So, Politico ruled Trump claiming 33.3 percent of women who make the trek from Central America to the U.S. get sexual assaulted on the way is only “partially true,” because the percentage he shared was off by 2.3 percent. (RELATED: Watch Buzz Aldrin Stand And Salute Trump In The Middle Of A Huge Standing Ovation)
In one of the more enthusiastic moments of Trump’s SOTU address, he said, “And exactly one century after Congress passed the constitutional amendment giving women the right to vote, we also have more women serving in Congress than at any time before.”
— NPR Politics (@nprpolitics) February 6, 2019
Democrats proceeded to stand up and clap. Cheers of “USA! USA!” also erupted.
“That’s great. Very great. And congratulations. That’s great,” Trump continued.
NPR fact-checked Trump’s claim about having “more women serving in Congress than at any time before.”
“There are more women in Congress than ever before, but that is almost entirely because of Democrats, not Trump’s party. The number of Republican women in the House has, in fact, fallen from 23 in the last Congress to 13 in this one,” their fact-check read. “Altogether, there are 127 women in Congress, up from 110 in 2018. But even with that large jump, women remain hugely underrepresented on Capitol Hill — less than 1 in 4 members of Congress is a woman. (Meanwhile, women are the majority of voters.)”

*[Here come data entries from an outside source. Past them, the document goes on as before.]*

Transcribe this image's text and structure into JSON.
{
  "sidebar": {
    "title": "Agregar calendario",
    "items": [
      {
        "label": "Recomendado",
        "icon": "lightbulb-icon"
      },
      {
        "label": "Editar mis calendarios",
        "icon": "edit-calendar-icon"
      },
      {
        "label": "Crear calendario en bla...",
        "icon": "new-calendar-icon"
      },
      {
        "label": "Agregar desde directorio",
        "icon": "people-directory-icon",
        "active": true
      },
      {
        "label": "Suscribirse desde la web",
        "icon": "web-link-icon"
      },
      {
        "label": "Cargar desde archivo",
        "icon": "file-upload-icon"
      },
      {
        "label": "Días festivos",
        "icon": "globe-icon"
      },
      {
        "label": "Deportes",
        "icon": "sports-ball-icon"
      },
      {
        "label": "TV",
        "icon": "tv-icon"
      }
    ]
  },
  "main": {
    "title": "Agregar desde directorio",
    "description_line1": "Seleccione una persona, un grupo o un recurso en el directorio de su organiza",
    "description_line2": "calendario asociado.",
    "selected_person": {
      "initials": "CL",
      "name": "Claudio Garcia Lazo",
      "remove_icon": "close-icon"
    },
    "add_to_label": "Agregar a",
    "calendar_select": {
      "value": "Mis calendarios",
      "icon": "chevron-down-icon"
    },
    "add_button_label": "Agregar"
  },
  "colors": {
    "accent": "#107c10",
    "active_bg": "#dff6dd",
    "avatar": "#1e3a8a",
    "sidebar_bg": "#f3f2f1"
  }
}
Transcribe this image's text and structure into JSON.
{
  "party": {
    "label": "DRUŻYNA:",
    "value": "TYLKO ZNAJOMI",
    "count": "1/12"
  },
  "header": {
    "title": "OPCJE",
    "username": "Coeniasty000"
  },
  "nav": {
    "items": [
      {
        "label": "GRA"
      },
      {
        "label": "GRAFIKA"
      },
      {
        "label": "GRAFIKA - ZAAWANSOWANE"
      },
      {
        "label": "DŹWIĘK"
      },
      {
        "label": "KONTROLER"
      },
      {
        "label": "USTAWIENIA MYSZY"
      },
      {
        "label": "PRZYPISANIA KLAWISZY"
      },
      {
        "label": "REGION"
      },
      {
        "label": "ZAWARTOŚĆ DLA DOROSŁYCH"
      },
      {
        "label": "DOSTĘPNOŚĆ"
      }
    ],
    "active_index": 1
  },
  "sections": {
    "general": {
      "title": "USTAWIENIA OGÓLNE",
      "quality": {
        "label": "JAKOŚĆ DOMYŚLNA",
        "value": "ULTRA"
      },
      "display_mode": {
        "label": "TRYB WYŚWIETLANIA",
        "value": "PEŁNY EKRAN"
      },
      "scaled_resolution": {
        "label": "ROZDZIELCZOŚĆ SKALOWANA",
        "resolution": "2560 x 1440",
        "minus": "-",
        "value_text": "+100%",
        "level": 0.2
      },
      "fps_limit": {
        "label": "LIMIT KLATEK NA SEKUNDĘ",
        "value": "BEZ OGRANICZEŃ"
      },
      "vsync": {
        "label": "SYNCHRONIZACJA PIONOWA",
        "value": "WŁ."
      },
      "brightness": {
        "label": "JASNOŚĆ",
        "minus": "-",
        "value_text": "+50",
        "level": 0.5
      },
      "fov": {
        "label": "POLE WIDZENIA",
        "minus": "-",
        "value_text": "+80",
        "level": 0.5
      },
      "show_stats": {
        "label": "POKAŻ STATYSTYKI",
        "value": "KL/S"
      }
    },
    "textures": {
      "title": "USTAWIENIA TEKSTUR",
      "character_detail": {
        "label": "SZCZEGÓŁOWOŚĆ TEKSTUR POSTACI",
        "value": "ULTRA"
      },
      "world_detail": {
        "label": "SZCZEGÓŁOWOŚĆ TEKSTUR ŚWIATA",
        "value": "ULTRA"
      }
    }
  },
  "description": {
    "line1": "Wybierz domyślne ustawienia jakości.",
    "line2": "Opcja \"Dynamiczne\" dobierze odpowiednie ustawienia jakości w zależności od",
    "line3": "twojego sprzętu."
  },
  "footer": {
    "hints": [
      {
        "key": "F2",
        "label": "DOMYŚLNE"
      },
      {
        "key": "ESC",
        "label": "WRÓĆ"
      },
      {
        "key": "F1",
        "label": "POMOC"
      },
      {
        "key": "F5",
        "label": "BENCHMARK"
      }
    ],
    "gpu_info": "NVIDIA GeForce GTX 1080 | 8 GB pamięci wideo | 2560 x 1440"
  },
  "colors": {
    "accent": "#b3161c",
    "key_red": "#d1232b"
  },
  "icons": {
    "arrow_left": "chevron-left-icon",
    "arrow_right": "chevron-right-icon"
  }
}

So, NPR “fact-checked” the president’s statement about the number of women in Congress by saying that it’s a result of the opposition party, not that the statement he made was false.